• Exercise brief:
Repeat the records. Match each character exactly.

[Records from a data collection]
+ + +

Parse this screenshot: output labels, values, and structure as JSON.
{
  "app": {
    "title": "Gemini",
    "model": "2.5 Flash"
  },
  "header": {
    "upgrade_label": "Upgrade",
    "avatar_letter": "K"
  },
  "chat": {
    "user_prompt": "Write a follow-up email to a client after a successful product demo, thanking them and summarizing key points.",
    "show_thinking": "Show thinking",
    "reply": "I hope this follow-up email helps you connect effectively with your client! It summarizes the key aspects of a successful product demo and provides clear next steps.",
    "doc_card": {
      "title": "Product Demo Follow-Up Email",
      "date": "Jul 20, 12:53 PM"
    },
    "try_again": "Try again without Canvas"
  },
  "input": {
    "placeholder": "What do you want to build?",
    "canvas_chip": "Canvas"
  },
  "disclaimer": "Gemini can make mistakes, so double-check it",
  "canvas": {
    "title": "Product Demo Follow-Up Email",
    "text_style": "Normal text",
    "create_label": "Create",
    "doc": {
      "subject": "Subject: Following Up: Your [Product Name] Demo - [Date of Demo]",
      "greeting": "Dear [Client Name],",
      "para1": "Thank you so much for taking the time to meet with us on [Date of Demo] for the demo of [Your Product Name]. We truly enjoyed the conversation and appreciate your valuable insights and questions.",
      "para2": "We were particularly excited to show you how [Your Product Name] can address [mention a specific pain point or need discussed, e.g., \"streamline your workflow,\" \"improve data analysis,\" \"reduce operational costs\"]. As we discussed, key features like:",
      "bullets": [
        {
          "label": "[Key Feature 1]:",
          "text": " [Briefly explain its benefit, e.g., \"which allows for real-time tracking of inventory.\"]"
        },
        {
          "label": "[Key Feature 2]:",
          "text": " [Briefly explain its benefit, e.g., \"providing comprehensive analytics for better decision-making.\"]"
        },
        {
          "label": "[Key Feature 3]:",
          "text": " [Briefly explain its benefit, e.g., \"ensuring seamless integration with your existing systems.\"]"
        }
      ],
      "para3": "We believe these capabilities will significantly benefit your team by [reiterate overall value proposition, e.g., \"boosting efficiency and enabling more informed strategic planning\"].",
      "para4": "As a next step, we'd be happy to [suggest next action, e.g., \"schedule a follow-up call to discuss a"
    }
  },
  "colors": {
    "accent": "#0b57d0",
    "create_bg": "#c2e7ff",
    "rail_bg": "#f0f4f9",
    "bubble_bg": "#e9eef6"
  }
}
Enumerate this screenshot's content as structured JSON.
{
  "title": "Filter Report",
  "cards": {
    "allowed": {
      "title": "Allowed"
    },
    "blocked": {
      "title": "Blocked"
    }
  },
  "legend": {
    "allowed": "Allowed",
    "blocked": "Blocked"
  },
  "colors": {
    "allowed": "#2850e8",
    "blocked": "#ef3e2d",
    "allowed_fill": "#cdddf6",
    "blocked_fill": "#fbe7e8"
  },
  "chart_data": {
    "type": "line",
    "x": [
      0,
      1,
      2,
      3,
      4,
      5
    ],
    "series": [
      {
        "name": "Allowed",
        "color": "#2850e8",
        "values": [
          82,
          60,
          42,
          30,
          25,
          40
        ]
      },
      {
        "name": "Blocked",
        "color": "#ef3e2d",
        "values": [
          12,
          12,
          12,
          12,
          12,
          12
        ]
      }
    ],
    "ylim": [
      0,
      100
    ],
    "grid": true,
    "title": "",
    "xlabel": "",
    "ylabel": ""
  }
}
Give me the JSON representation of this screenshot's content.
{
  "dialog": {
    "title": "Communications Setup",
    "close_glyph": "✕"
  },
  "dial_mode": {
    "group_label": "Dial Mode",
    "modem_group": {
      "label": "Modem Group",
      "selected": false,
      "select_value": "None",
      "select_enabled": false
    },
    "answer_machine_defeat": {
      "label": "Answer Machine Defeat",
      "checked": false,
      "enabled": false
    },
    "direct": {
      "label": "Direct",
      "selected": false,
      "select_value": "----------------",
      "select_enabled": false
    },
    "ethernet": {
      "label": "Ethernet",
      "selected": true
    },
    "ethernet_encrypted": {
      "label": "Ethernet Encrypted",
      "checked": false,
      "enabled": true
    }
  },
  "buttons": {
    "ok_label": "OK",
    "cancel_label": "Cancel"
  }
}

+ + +

• Completed exercise:
Parse this screenshot: output labels, values, and structure as JSON.
{
  "app": {
    "title": "Gemini",
    "model": "2.5 Flash"
  },
  "header": {
    "upgrade_label": "Upgrade",
    "avatar_letter": "K"
  },
  "chat": {
    "user_prompt": "Write a follow-up email to a client after a successful product demo, thanking them and summarizing key points.",
    "show_thinking": "Show thinking",
    "reply": "I hope this follow-up email helps you connect effectively with your client! It summarizes the key aspects of a successful product demo and provides clear next steps.",
    "doc_card": {
      "title": "Product Demo Follow-Up Email",
      "date": "Jul 20, 12:53 PM"
    },
    "try_again": "Try again without Canvas"
  },
  "input": {
    "placeholder": "What do you want to build?",
    "canvas_chip": "Canvas"
  },
  "disclaimer": "Gemini can make mistakes, so double-check it",
  "canvas": {
    "title": "Product Demo Follow-Up Email",
    "text_style": "Normal text",
    "create_label": "Create",
    "doc": {
      "subject": "Subject: Following Up: Your [Product Name] Demo - [Date of Demo]",
      "greeting": "Dear [Client Name],",
      "para1": "Thank you so much for taking the time to meet with us on [Date of Demo] for the demo of [Your Product Name]. We truly enjoyed the conversation and appreciate your valuable insights and questions.",
      "para2": "We were particularly excited to show you how [Your Product Name] can address [mention a specific pain point or need discussed, e.g., \"streamline your workflow,\" \"improve data analysis,\" \"reduce operational costs\"]. As we discussed, key features like:",
      "bullets": [
        {
          "label": "[Key Feature 1]:",
          "text": " [Briefly explain its benefit, e.g., \"which allows for real-time tracking of inventory.\"]"
        },
        {
          "label": "[Key Feature 2]:",
          "text": " [Briefly explain its benefit, e.g., \"providing comprehensive analytics for better decision-making.\"]"
        },
        {
          "label": "[Key Feature 3]:",
          "text": " [Briefly explain its benefit, e.g., \"ensuring seamless integration with your existing systems.\"]"
        }
      ],
      "para3": "We believe these capabilities will significantly benefit your team by [reiterate overall value proposition, e.g., \"boosting efficiency and enabling more informed strategic planning\"].",
      "para4": "As a next step, we'd be happy to [suggest next action, e.g., \"schedule a follow-up call to discuss a"
    }
  },
  "colors": {
    "accent": "#0b57d0",
    "create_bg": "#c2e7ff",
    "rail_bg": "#f0f4f9",
    "bubble_bg": "#e9eef6"
  }
}
Enumerate this screenshot's content as structured JSON.
{
  "title": "Filter Report",
  "cards": {
    "allowed": {
      "title": "Allowed"
    },
    "blocked": {
      "title": "Blocked"
    }
  },
  "legend": {
    "allowed": "Allowed",
    "blocked": "Blocked"
  },
  "colors": {
    "allowed": "#2850e8",
    "blocked": "#ef3e2d",
    "allowed_fill": "#cdddf6",
    "blocked_fill": "#fbe7e8"
  },
  "chart_data": {
    "type": "line",
    "x": [
      0,
      1,
      2,
      3,
      4,
      5
    ],
    "series": [
      {
        "name": "Allowed",
        "color": "#2850e8",
        "values": [
          82,
          60,
          42,
          30,
          25,
          40
        ]
      },
      {
        "name": "Blocked",
        "color": "#ef3e2d",
        "values": [
          12,
          12,
          12,
          12,
          12,
          12
        ]
      }
    ],
    "ylim": [
      0,
      100
    ],
    "grid": true,
    "title": "",
    "xlabel": "",
    "ylabel": ""
  }
}
Give me the JSON representation of this screenshot's content.
{
  "dialog": {
    "title": "Communications Setup",
    "close_glyph": "✕"
  },
  "dial_mode": {
    "group_label": "Dial Mode",
    "modem_group": {
      "label": "Modem Group",
      "selected": false,
      "select_value": "None",
      "select_enabled": false
    },
    "answer_machine_defeat": {
      "label": "Answer Machine Defeat",
      "checked": false,
      "enabled": false
    },
    "direct": {
      "label": "Direct",
      "selected": false,
      "select_value": "----------------",
      "select_enabled": false
    },
    "ethernet": {
      "label": "Ethernet",
      "selected": true
    },
    "ethernet_encrypted": {
      "label": "Ethernet Encrypted",
      "checked": false,
      "enabled": true
    }
  },
  "buttons": {
    "ok_label": "OK",
    "cancel_label": "Cancel"
  }
}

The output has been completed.